Could you copy each line of the listing that holds "heading"?

Data shown:

☆ ☆ ☆

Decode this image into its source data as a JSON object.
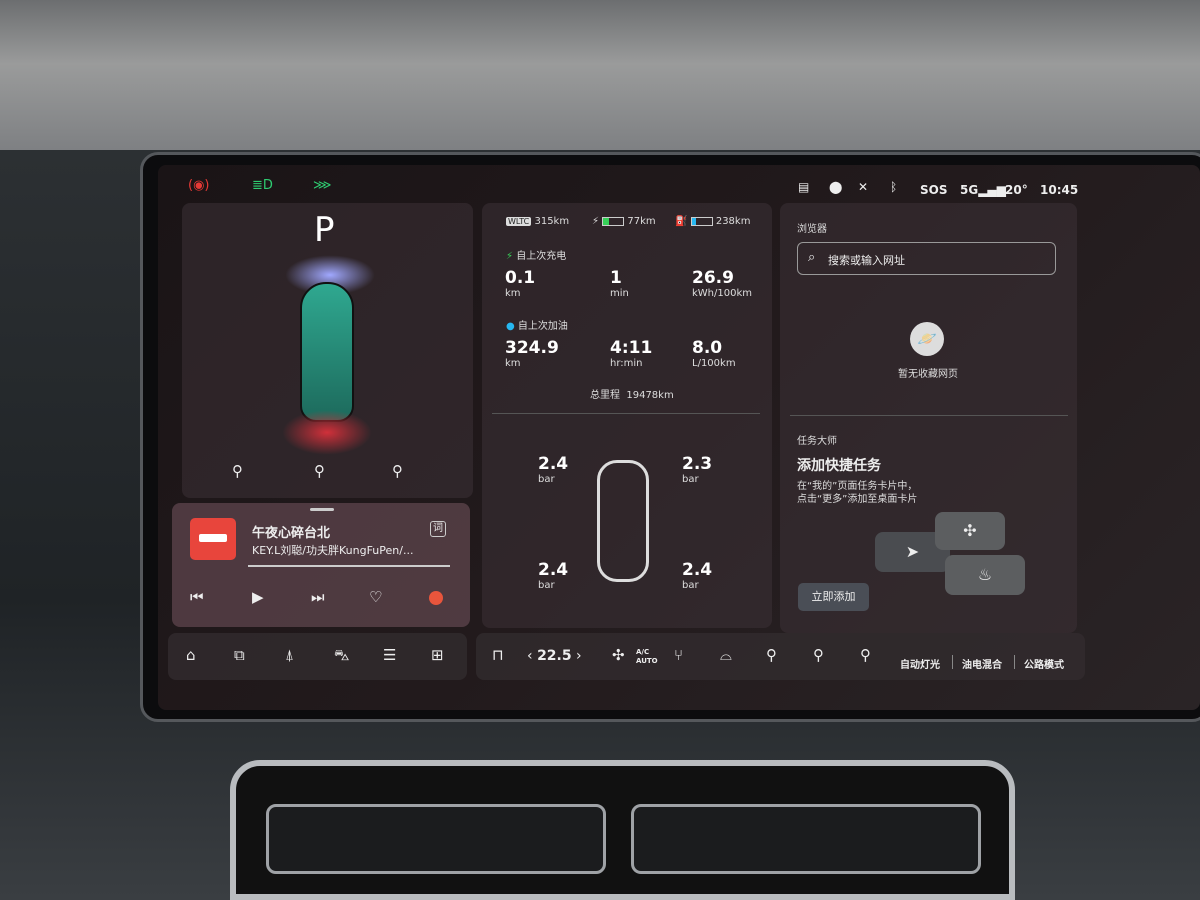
{
  "status_bar": {
    "left_icons": [
      "parking-brake-icon",
      "headlight-icon",
      "position-light-icon"
    ],
    "left_colors": [
      "#e53935",
      "#2ecc71",
      "#2ecc71"
    ],
    "right": {
      "sos": "SOS",
      "network": "5G",
      "temperature": "20°",
      "time": "10:45"
    }
  },
  "vehicle": {
    "gear": "P",
    "actions": [
      "door-icon",
      "trunk-icon",
      "charge-port-icon"
    ]
  },
  "music": {
    "title": "午夜心碎台北",
    "artist": "KEY.L刘聪/功夫胖KungFuPen/...",
    "lyrics_button": "词",
    "accent": "#e8453c"
  },
  "trip": {
    "ranges": [
      {
        "badge": "WLTC",
        "value": "315km"
      },
      {
        "value": "77km",
        "level": 0.3,
        "color": "#37d058"
      },
      {
        "value": "238km",
        "level": 0.2,
        "color": "#27b7f0"
      }
    ],
    "since_charge": {
      "label": "自上次充电",
      "items": [
        {
          "value": "0.1",
          "unit": "km"
        },
        {
          "value": "1",
          "unit": "min"
        },
        {
          "value": "26.9",
          "unit": "kWh/100km"
        }
      ]
    },
    "since_refuel": {
      "label": "自上次加油",
      "items": [
        {
          "value": "324.9",
          "unit": "km"
        },
        {
          "value": "4:11",
          "unit": "hr:min"
        },
        {
          "value": "8.0",
          "unit": "L/100km"
        }
      ]
    },
    "odometer_label": "总里程",
    "odometer": "19478km"
  },
  "tires": [
    {
      "value": "2.4",
      "unit": "bar"
    },
    {
      "value": "2.3",
      "unit": "bar"
    },
    {
      "value": "2.4",
      "unit": "bar"
    },
    {
      "value": "2.4",
      "unit": "bar"
    }
  ],
  "browser": {
    "title": "浏览器",
    "search_placeholder": "搜索或输入网址",
    "empty": "暂无收藏网页"
  },
  "task": {
    "title": "任务大师",
    "heading": "添加快捷任务",
    "line1": "在“我的”页面任务卡片中，",
    "line2": "点击“更多”添加至桌面卡片",
    "button": "立即添加"
  },
  "dock_left": [
    "home-icon",
    "apps-icon",
    "navigation-icon",
    "car-icon",
    "media-icon",
    "grid-icon"
  ],
  "dock_right": {
    "temp": "22.5",
    "ac": "A/C",
    "auto": "AUTO",
    "auto_light": "自动灯光",
    "mode1": "油电混合",
    "mode2": "公路模式"
  }
}
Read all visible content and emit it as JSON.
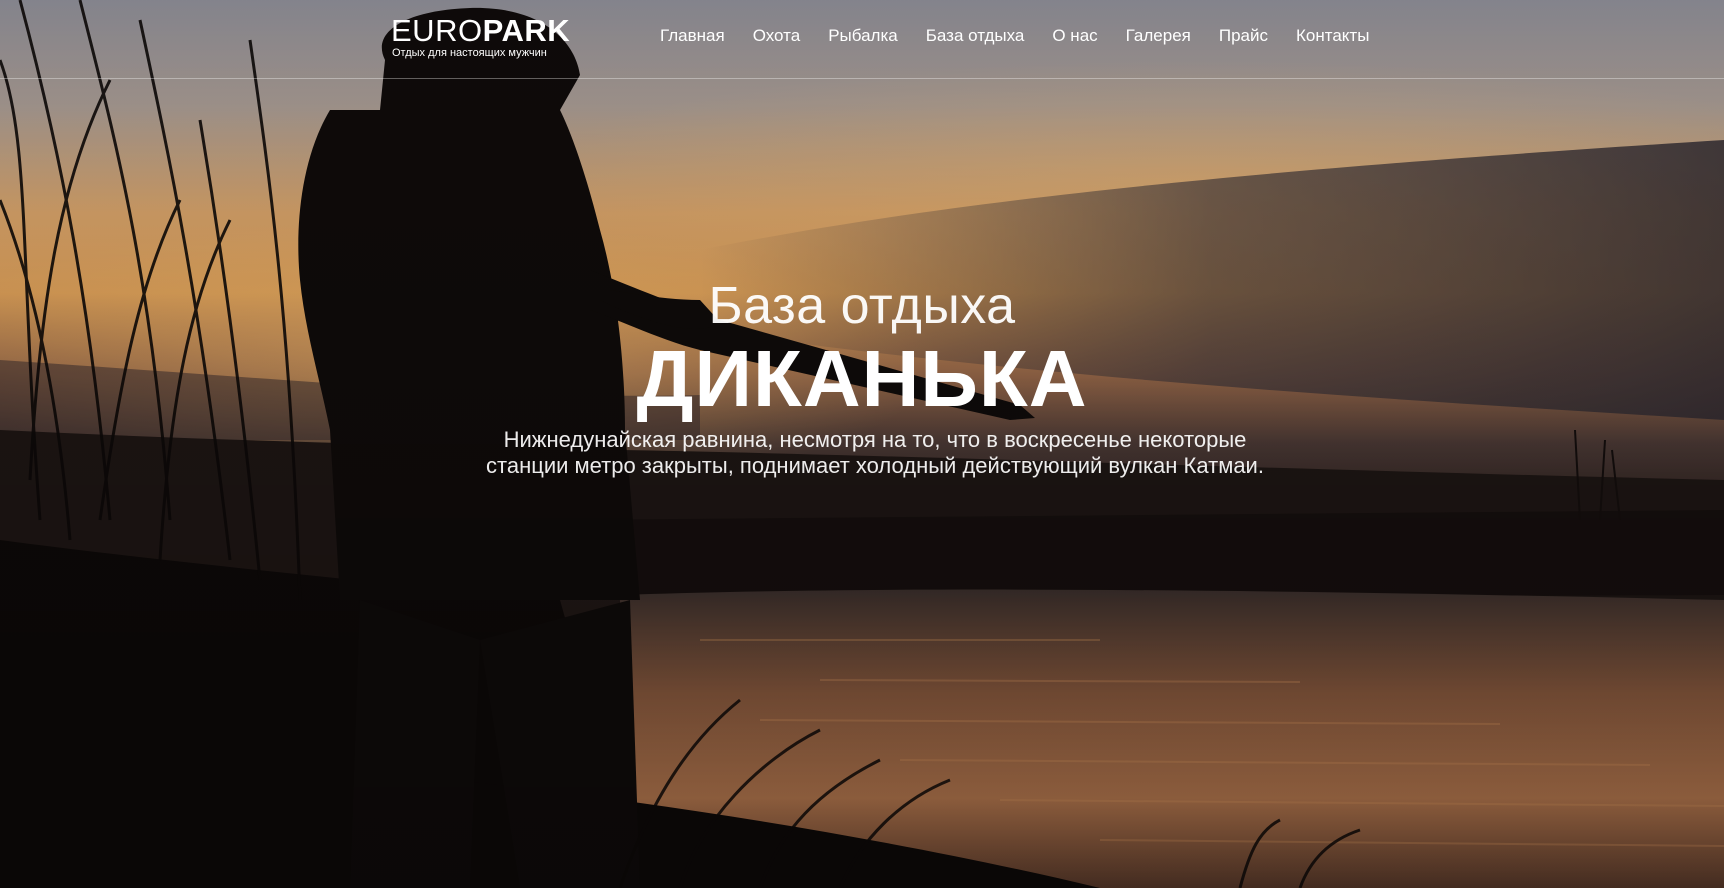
{
  "header": {
    "logo": {
      "word_light": "EURO",
      "word_bold": "PARK",
      "tagline": "Отдых для настоящих мужчин"
    },
    "nav": [
      {
        "label": "Главная"
      },
      {
        "label": "Охота"
      },
      {
        "label": "Рыбалка"
      },
      {
        "label": "База отдыха"
      },
      {
        "label": "О нас"
      },
      {
        "label": "Галерея"
      },
      {
        "label": "Прайс"
      },
      {
        "label": "Контакты"
      }
    ]
  },
  "hero": {
    "subtitle": "База отдыха",
    "title": "ДИКАНЬКА",
    "description": "Нижнедунайская равнина, несмотря на то, что в воскресенье некоторые станции метро закрыты, поднимает холодный действующий вулкан Катмаи."
  },
  "colors": {
    "text": "#ffffff",
    "sky_top": "#7d7a80",
    "sky_glow": "#e9a65a",
    "water": "#3a2c2a"
  }
}
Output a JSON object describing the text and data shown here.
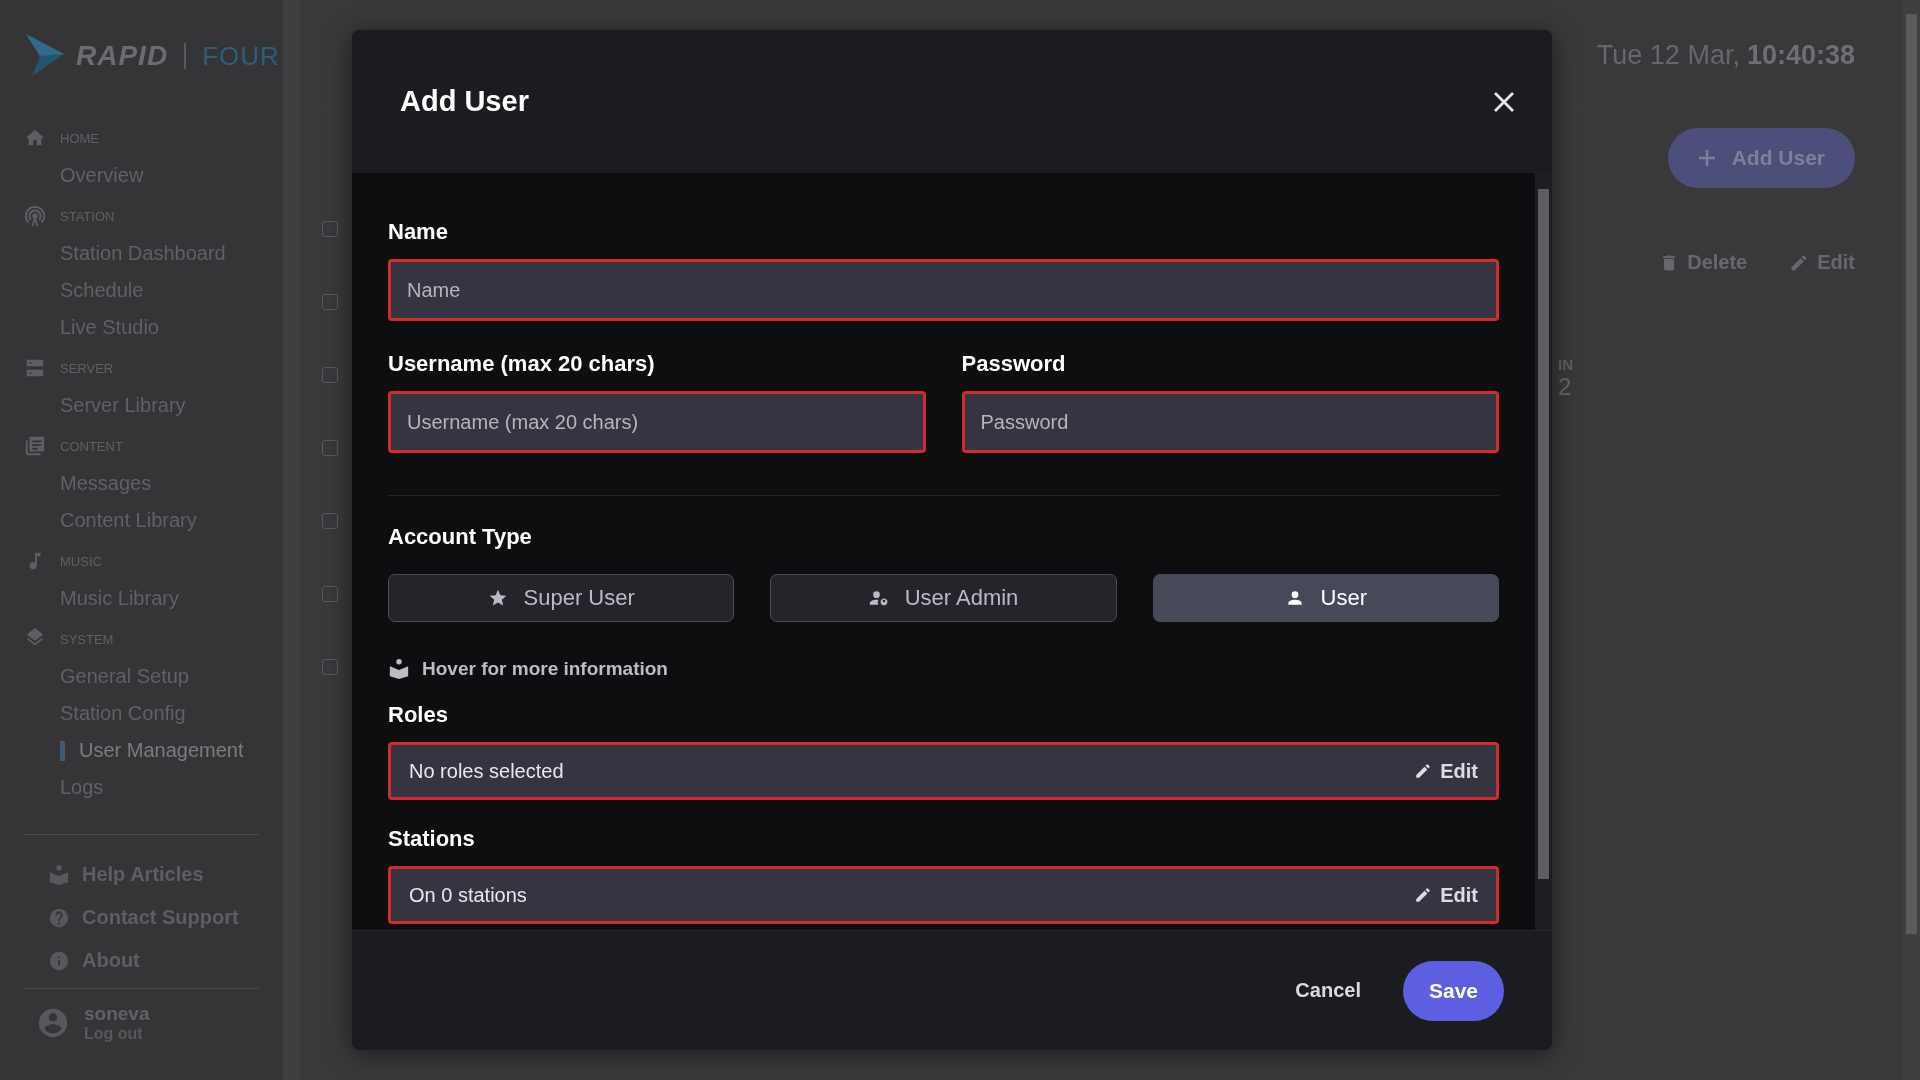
{
  "sidebar": {
    "logo": {
      "brand": "RAPID",
      "product": "FOUR"
    },
    "sections": [
      {
        "kind": "home",
        "heading": "HOME",
        "items": [
          {
            "label": "Overview",
            "selected": false
          }
        ]
      },
      {
        "kind": "station",
        "heading": "STATION",
        "items": [
          {
            "label": "Station Dashboard",
            "selected": false
          },
          {
            "label": "Schedule",
            "selected": false
          },
          {
            "label": "Live Studio",
            "selected": false
          }
        ]
      },
      {
        "kind": "server",
        "heading": "SERVER",
        "items": [
          {
            "label": "Server Library",
            "selected": false
          }
        ]
      },
      {
        "kind": "content",
        "heading": "CONTENT",
        "items": [
          {
            "label": "Messages",
            "selected": false
          },
          {
            "label": "Content Library",
            "selected": false
          }
        ]
      },
      {
        "kind": "music",
        "heading": "MUSIC",
        "items": [
          {
            "label": "Music Library",
            "selected": false
          }
        ]
      },
      {
        "kind": "system",
        "heading": "SYSTEM",
        "items": [
          {
            "label": "General Setup",
            "selected": false
          },
          {
            "label": "Station Config",
            "selected": false
          },
          {
            "label": "User Management",
            "selected": true
          },
          {
            "label": "Logs",
            "selected": false
          }
        ]
      }
    ],
    "help_links": [
      {
        "kind": "help",
        "label": "Help Articles"
      },
      {
        "kind": "support",
        "label": "Contact Support"
      },
      {
        "kind": "about",
        "label": "About"
      }
    ],
    "user": {
      "name": "soneva",
      "action": "Log out"
    }
  },
  "header": {
    "date": "Tue 12 Mar,",
    "time": "10:40:38"
  },
  "page": {
    "add_button": "Add User",
    "actions": [
      {
        "kind": "delete",
        "label": "Delete"
      },
      {
        "kind": "edit",
        "label": "Edit"
      }
    ],
    "column_fragment": "IN",
    "cell_fragment": "2",
    "rows": [
      {
        "checked": false
      },
      {
        "checked": false
      },
      {
        "checked": false
      },
      {
        "checked": false
      },
      {
        "checked": false
      },
      {
        "checked": false
      },
      {
        "checked": false
      }
    ]
  },
  "dialog": {
    "title": "Add User",
    "fields": [
      {
        "label": "Name",
        "placeholder": "Name",
        "invalid": true
      },
      {
        "label": "Username (max 20 chars)",
        "placeholder": "Username (max 20 chars)",
        "invalid": true
      },
      {
        "label": "Password",
        "placeholder": "Password",
        "invalid": true
      }
    ],
    "account_type": {
      "label": "Account Type",
      "options": [
        {
          "kind": "super",
          "label": "Super User",
          "selected": false
        },
        {
          "kind": "admin",
          "label": "User Admin",
          "selected": false
        },
        {
          "kind": "user",
          "label": "User",
          "selected": true
        }
      ]
    },
    "hint": "Hover for more information",
    "pickers": [
      {
        "label": "Roles",
        "value": "No roles selected",
        "action": "Edit",
        "invalid": true
      },
      {
        "label": "Stations",
        "value": "On 0 stations",
        "action": "Edit",
        "invalid": true
      }
    ],
    "cancel": "Cancel",
    "save": "Save"
  }
}
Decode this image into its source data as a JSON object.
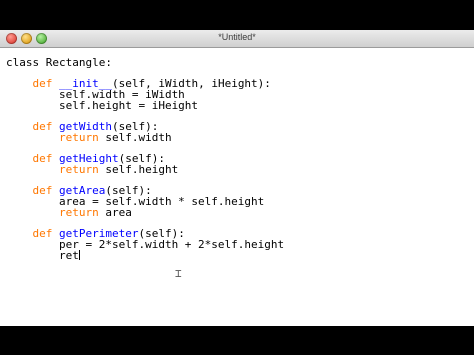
{
  "window": {
    "title": "*Untitled*"
  },
  "colors": {
    "keyword": "#ff7700",
    "function_name": "#0000ff",
    "text": "#000000",
    "background": "#ffffff"
  },
  "code": {
    "lines": [
      {
        "text": "class Rectangle:"
      },
      {
        "text": ""
      },
      {
        "indent": "    ",
        "kw": "def",
        "fn": "__init__",
        "rest": "(self, iWidth, iHeight):"
      },
      {
        "text": "        self.width = iWidth"
      },
      {
        "text": "        self.height = iHeight"
      },
      {
        "text": ""
      },
      {
        "indent": "    ",
        "kw": "def",
        "fn": "getWidth",
        "rest": "(self):"
      },
      {
        "indent": "        ",
        "kw": "return",
        "rest": " self.width"
      },
      {
        "text": ""
      },
      {
        "indent": "    ",
        "kw": "def",
        "fn": "getHeight",
        "rest": "(self):"
      },
      {
        "indent": "        ",
        "kw": "return",
        "rest": " self.height"
      },
      {
        "text": ""
      },
      {
        "indent": "    ",
        "kw": "def",
        "fn": "getArea",
        "rest": "(self):"
      },
      {
        "text": "        area = self.width * self.height"
      },
      {
        "indent": "        ",
        "kw": "return",
        "rest": " area"
      },
      {
        "text": ""
      },
      {
        "indent": "    ",
        "kw": "def",
        "fn": "getPerimeter",
        "rest": "(self):"
      },
      {
        "text": "        per = 2*self.width + 2*self.height"
      },
      {
        "text": "        ret",
        "caret": true
      }
    ]
  }
}
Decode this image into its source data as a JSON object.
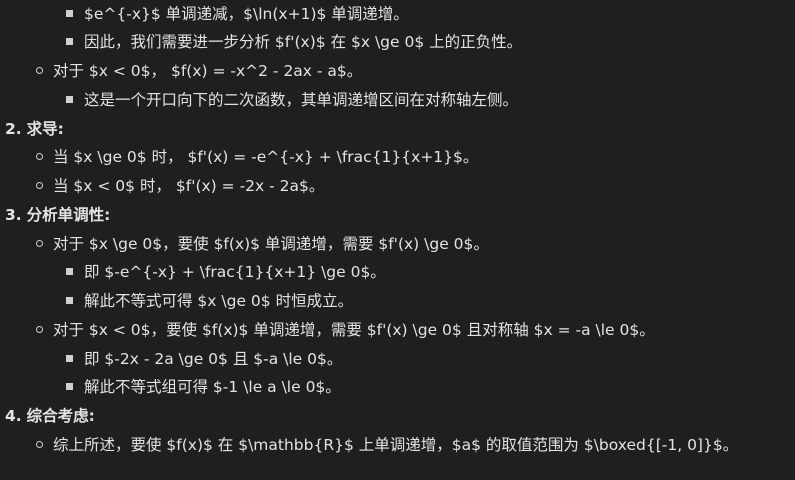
{
  "lines": [
    {
      "level": 3,
      "text": "$e^{-x}$ 单调递减，$\\ln(x+1)$ 单调递增。"
    },
    {
      "level": 3,
      "text": "因此，我们需要进一步分析 $f'(x)$ 在 $x \\ge 0$ 上的正负性。"
    },
    {
      "level": 2,
      "text": "对于 $x < 0$， $f(x) = -x^2 - 2ax - a$。"
    },
    {
      "level": 3,
      "text": "这是一个开口向下的二次函数，其单调递增区间在对称轴左侧。"
    },
    {
      "level": 1,
      "num": "2.",
      "text": "求导:"
    },
    {
      "level": 2,
      "text": "当 $x \\ge 0$ 时， $f'(x) = -e^{-x} + \\frac{1}{x+1}$。"
    },
    {
      "level": 2,
      "text": "当 $x < 0$ 时， $f'(x) = -2x - 2a$。"
    },
    {
      "level": 1,
      "num": "3.",
      "text": "分析单调性:"
    },
    {
      "level": 2,
      "text": "对于 $x \\ge 0$，要使 $f(x)$ 单调递增，需要 $f'(x) \\ge 0$。"
    },
    {
      "level": 3,
      "text": "即 $-e^{-x} + \\frac{1}{x+1} \\ge 0$。"
    },
    {
      "level": 3,
      "text": "解此不等式可得 $x \\ge 0$ 时恒成立。"
    },
    {
      "level": 2,
      "text": "对于 $x < 0$，要使 $f(x)$ 单调递增，需要 $f'(x) \\ge 0$ 且对称轴 $x = -a \\le 0$。"
    },
    {
      "level": 3,
      "text": "即 $-2x - 2a \\ge 0$ 且 $-a \\le 0$。"
    },
    {
      "level": 3,
      "text": "解此不等式组可得 $-1 \\le a \\le 0$。"
    },
    {
      "level": 1,
      "num": "4.",
      "text": "综合考虑:"
    },
    {
      "level": 2,
      "text": "综上所述，要使 $f(x)$ 在 $\\mathbb{R}$ 上单调递增，$a$ 的取值范围为 $\\boxed{[-1, 0]}$。"
    }
  ]
}
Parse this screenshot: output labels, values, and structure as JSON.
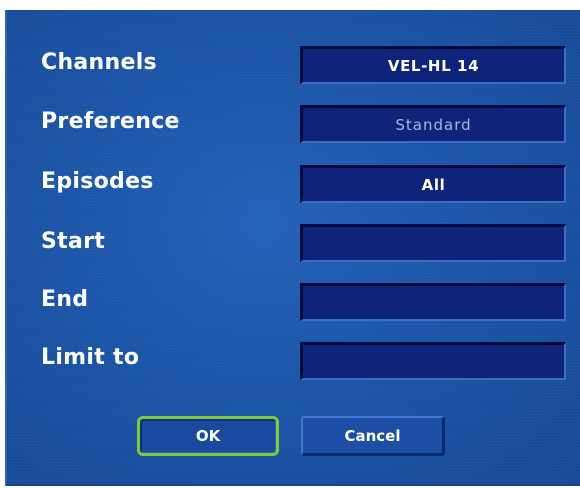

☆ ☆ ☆

Result:
    "heading": "添加快捷任务",
        "heading": "HOME",
        "heading": "STATION",
        "heading": "SERVER",
        "heading": "CONTENT",
        "heading": "MUSIC",
        "heading": "SYSTEM",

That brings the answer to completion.